Zoo \ ˈzü \ – a facility with usually indoor and outdoor settings where living, typically wild animals are kept especially for public exhibition.
— called also zoological garden, zoological park (from the Merriam-Webster dictionary)
In 2020, many European cities are still famous for their zoological gardens and parks, from the oldest one of Western countries in Vienna, to the famous Berlin’s zoo with the world’s largest variety of species, passing from Lisbon, London, Hamburg, Paris, Madrid and Belgrade – among others.
Zoological gardens were born as places for staging nature, especially when coming from exotic realities and far away countries, but also for education and science.

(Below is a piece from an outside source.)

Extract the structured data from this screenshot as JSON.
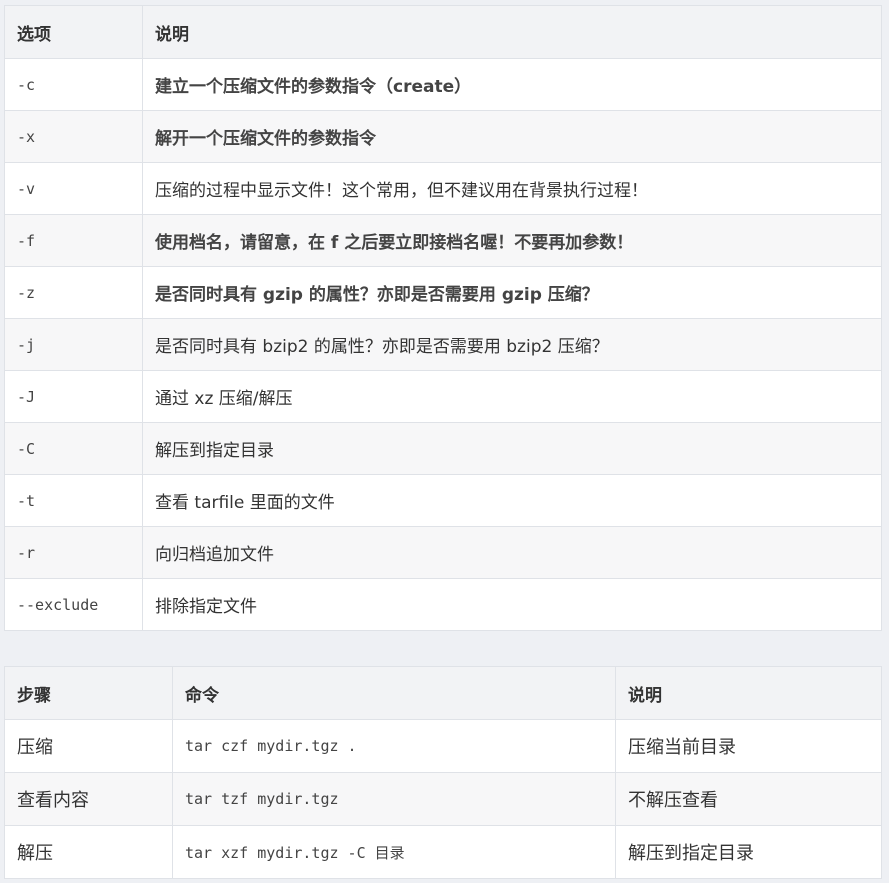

From the Persian paradeisos to the English menageries and the travelling fairs which crossed Europe in the XIX century, both western and eastern culture share the custom of gathering rare animals for curiosity and knowledge, and also to show power and to entertain. Finally, in the XIX century, they settled down in form of zoologic gardens. Born as proper institutions, they aimed at scientific research, not anymore to wonder, but capitalism and the urgent need of economic support drastically transformed them in thematic parks.
But today, in 2020, do we still need zoos to explore the animals’ worlds for educational and research purpose? In a century in which massive tourism transformed the distance perception, do we still need them to travel to the exotic?
The city of Belgrade hosts the “Garden of Good Hope”, which sounds like a great name for a place where animals live still in captivity. Which is its contribution to the city, local community, tourism and economy? Let’s walk it together and let’s discuss about a new concept of zoo, trying to reinterpret and revitalize this public heritage and to update it to our contemporary society. And us, do we really still need to go to the zoo and stare at the animals?
“THE GARDEN OF GOOD HOPE or why do we stare at animals?” is a Urban Talk organised by BINA – Belgrade International Architecture Week 2020 in collaboration with Future Architecture Platform and the Calouste Gulbenkian Foundation. The lecture is scheduled for the 4th September 2020 at the Cultural Center in Belgrade, but due to COVID-19 restrictions it may suffer some changes.